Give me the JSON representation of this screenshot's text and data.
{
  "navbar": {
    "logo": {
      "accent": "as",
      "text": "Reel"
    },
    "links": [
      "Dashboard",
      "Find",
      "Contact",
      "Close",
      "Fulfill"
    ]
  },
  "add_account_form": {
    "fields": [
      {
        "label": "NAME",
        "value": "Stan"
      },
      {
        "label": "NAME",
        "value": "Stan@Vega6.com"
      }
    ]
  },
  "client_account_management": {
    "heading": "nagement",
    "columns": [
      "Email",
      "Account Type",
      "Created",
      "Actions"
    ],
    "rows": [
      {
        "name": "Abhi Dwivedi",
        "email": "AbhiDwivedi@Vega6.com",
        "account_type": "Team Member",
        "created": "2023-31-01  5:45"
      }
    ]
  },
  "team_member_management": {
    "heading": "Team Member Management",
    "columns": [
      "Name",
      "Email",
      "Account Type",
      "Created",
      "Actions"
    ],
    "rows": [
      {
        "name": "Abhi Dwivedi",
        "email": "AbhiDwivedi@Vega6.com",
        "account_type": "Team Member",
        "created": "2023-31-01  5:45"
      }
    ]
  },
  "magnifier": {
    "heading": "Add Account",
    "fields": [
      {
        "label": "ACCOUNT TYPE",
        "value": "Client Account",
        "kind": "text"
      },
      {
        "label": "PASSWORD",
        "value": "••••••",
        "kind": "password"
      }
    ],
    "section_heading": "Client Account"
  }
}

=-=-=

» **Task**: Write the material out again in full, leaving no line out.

» **Response**:
Give me the JSON representation of this screenshot's text and data.
{
  "navbar": {
    "logo": {
      "accent": "as",
      "text": "Reel"
    },
    "links": [
      "Dashboard",
      "Find",
      "Contact",
      "Close",
      "Fulfill"
    ]
  },
  "add_account_form": {
    "fields": [
      {
        "label": "NAME",
        "value": "Stan"
      },
      {
        "label": "NAME",
        "value": "Stan@Vega6.com"
      }
    ]
  },
  "client_account_management": {
    "heading": "nagement",
    "columns": [
      "Email",
      "Account Type",
      "Created",
      "Actions"
    ],
    "rows": [
      {
        "name": "Abhi Dwivedi",
        "email": "AbhiDwivedi@Vega6.com",
        "account_type": "Team Member",
        "created": "2023-31-01  5:45"
      }
    ]
  },
  "team_member_management": {
    "heading": "Team Member Management",
    "columns": [
      "Name",
      "Email",
      "Account Type",
      "Created",
      "Actions"
    ],
    "rows": [
      {
        "name": "Abhi Dwivedi",
        "email": "AbhiDwivedi@Vega6.com",
        "account_type": "Team Member",
        "created": "2023-31-01  5:45"
      }
    ]
  },
  "magnifier": {
    "heading": "Add Account",
    "fields": [
      {
        "label": "ACCOUNT TYPE",
        "value": "Client Account",
        "kind": "text"
      },
      {
        "label": "PASSWORD",
        "value": "••••••",
        "kind": "password"
      }
    ],
    "section_heading": "Client Account"
  }
}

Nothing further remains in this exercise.